Ethan Pepper flashes a gappy grin as he zips up his racing suit and climbs into his kart. Hovering just four centimetres above the asphalt, the seven-year-old is totally exposed - no seat belt or roll cage - and ready to go full throttle.
His Dad Byron squats beside him, giving him a final pep talk. Focus. Don't worry about the others. Be safe. As his son accelerates into the distance, Byron admits to Newshub that he's nervous. "He gets a bit excited."
KartSport is where Ethan's heroes learnt their craft. Michael Schumacher, Lewis Hamilton and New Zealand's Brendon Hartley all started out in karts, tearing around tracks around the country such as the coiling 400m course in Auckland's Mt Wellington.
There are drivers from six to 60. The sport is humming, and they're on the hunt for new talent to try their hand behind the wheel. Check them out here.
KartSport is a family affair, and the chief mechanic is usually dad. Mt Wellington President Brent Robb laughs that the sport "offers dads the ultimate way to live their dreams through their kids." In between races they sweat over the karts, fine-tuning engines and frantically fixing broken parts.
Robb says it gives the kids a sense of empowerment. "The kids out there today travelling at 80km/h, and less than half a metre behind a car in front - I reckon that's got to be a pretty cool buzz."
Motorsport was once a male domain, but now the girls are more than holding their own. Twelve-year-old Stella Carter is softly spoken and gutsy. She loves the fact that both genders race together, and was undeterred when her kart flipped, landing on top of her. "I want to go to Bathurst," she says.
Breanna Morris leaves the boys in her dust.
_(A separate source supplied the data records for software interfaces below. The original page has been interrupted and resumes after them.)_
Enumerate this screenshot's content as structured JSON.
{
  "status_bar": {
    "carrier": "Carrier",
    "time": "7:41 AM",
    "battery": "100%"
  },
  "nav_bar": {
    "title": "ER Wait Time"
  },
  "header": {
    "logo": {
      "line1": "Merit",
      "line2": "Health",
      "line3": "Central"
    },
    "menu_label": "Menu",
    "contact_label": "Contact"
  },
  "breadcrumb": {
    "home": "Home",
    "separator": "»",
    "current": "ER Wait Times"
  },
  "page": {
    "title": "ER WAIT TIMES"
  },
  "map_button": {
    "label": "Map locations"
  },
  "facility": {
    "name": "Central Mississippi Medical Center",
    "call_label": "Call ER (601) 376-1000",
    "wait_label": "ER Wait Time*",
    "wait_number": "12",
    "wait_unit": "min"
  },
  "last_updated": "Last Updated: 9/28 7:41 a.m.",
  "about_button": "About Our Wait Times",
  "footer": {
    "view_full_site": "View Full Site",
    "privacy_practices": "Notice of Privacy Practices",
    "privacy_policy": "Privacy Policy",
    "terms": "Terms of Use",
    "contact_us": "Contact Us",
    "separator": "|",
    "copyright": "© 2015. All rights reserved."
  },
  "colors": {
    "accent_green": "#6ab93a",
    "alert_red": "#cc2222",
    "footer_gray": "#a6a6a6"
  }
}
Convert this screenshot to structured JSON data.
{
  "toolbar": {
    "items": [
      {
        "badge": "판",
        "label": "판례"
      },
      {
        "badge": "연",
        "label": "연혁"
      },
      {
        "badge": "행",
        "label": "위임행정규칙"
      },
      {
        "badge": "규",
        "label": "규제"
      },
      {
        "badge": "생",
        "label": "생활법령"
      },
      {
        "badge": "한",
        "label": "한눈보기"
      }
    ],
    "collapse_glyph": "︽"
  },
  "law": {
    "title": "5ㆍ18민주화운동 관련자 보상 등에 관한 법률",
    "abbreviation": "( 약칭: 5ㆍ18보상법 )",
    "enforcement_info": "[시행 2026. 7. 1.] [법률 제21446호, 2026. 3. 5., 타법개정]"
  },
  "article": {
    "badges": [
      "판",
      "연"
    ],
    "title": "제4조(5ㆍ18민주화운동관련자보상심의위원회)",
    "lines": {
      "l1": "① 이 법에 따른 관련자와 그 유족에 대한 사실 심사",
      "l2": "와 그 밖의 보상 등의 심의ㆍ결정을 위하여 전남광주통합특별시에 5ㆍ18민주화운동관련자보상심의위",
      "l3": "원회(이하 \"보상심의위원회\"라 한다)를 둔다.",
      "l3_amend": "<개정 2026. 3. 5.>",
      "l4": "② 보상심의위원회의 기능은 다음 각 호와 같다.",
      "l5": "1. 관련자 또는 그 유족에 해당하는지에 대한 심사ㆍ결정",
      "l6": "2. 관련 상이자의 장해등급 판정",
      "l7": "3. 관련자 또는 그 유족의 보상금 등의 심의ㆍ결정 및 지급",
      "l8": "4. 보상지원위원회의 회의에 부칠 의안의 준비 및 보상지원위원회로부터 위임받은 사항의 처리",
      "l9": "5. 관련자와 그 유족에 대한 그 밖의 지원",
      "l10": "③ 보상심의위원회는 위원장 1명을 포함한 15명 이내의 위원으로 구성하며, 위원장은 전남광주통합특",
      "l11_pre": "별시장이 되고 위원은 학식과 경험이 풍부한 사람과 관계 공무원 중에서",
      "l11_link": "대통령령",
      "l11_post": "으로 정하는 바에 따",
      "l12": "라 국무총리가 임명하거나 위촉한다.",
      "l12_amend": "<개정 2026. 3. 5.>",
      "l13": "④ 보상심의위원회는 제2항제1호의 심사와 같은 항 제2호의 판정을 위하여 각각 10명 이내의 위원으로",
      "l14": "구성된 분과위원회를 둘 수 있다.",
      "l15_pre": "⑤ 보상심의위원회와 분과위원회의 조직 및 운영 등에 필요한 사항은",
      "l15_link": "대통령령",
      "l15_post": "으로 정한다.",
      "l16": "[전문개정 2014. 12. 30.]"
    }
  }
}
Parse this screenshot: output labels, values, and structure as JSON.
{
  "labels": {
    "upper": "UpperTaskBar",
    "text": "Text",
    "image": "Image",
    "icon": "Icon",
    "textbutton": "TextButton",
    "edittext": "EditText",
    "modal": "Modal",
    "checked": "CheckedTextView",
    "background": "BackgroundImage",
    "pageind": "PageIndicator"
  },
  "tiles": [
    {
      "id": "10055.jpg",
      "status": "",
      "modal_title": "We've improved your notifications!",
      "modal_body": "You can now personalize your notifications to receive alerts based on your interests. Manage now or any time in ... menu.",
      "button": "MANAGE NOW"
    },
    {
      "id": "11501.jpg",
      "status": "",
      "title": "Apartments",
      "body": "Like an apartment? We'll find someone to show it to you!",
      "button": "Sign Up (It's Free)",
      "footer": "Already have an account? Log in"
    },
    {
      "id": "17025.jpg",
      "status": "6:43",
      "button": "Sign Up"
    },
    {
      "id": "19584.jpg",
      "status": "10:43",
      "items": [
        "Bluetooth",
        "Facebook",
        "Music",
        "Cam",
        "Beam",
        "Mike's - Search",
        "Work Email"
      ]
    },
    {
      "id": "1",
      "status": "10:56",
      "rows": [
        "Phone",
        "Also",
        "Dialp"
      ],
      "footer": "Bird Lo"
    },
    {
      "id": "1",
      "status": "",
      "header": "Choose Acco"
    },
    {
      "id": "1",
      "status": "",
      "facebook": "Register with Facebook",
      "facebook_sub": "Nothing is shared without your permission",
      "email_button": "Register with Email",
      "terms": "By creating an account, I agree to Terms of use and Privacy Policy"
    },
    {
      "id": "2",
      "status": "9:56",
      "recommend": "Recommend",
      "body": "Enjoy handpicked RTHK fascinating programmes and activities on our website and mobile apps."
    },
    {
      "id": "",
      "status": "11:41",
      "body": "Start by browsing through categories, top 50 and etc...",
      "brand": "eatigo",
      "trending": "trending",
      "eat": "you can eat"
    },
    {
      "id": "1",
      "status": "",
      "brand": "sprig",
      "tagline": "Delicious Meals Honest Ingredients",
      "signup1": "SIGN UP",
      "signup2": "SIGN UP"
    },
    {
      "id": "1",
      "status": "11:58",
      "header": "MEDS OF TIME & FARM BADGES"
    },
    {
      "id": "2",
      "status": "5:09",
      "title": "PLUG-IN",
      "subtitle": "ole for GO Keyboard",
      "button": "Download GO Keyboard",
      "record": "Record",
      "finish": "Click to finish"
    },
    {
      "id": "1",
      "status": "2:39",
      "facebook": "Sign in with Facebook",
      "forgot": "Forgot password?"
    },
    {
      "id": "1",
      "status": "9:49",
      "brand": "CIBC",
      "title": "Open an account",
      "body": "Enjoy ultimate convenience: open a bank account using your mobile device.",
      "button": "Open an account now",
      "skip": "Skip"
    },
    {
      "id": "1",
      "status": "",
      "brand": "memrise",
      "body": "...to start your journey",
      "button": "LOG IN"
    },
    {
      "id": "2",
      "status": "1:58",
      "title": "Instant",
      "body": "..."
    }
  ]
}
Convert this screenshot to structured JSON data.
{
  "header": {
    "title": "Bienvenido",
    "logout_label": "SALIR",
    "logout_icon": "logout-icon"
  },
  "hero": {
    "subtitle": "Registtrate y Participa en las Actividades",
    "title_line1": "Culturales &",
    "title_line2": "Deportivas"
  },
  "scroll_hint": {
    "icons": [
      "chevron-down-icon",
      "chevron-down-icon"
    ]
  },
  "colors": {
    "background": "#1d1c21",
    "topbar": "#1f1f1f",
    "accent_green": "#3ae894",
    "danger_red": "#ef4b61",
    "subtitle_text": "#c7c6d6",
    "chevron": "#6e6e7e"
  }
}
The 14-year-old took out the national title in her class last year, and got to compete in Italy. She's hit speeds of 110km/h.
"So fun. Sooooo fun" she says. She wants to see more girls involved. "Guys don't like being beaten by a girl - they'll do anything to fight you off. They're expected to beat a girl - and it shouldn't be like that."
She wants a career on the track - but that's not cheap. A new kart comes with a $10,000 price tag, and she spends $1000 for each event she travels to.
The family behind Carter's Tyres has been involved in the sport for 30 years, and helps out through discounts and rebates.
"It's something we can give back to motorsport," Matt Carter says, as he hastily installs a new engine into his daughter's kart before her next race.
The speeds the younger drivers reach may seem eye-watering, given most won't be able to drive a car for many years - but safety comes first. They're dressed head-to toe in non-flammable material, with a helmet, rib protector and neck brace. "We have more injuries in the pits than we do out on the track," Brent Robb says - mostly burns from parents getting too close to the exhausts.
The Peppers have more reason than most to be risk-averse. Their eldest son Cormac, aged nine, also races. He spent years in a hospital bubble being treated for leukaemia. He pedalled the halls in a toy car.
"You just want to wrap him up in cotton wool," his mother Anna says as she watches him race today. "But - to get sentimental about it - this is him really living. He's been through hell and he's gritty and gutsy as a result."
This article was created for Carter's Tyres, a big supporter of KartSport New Zealand.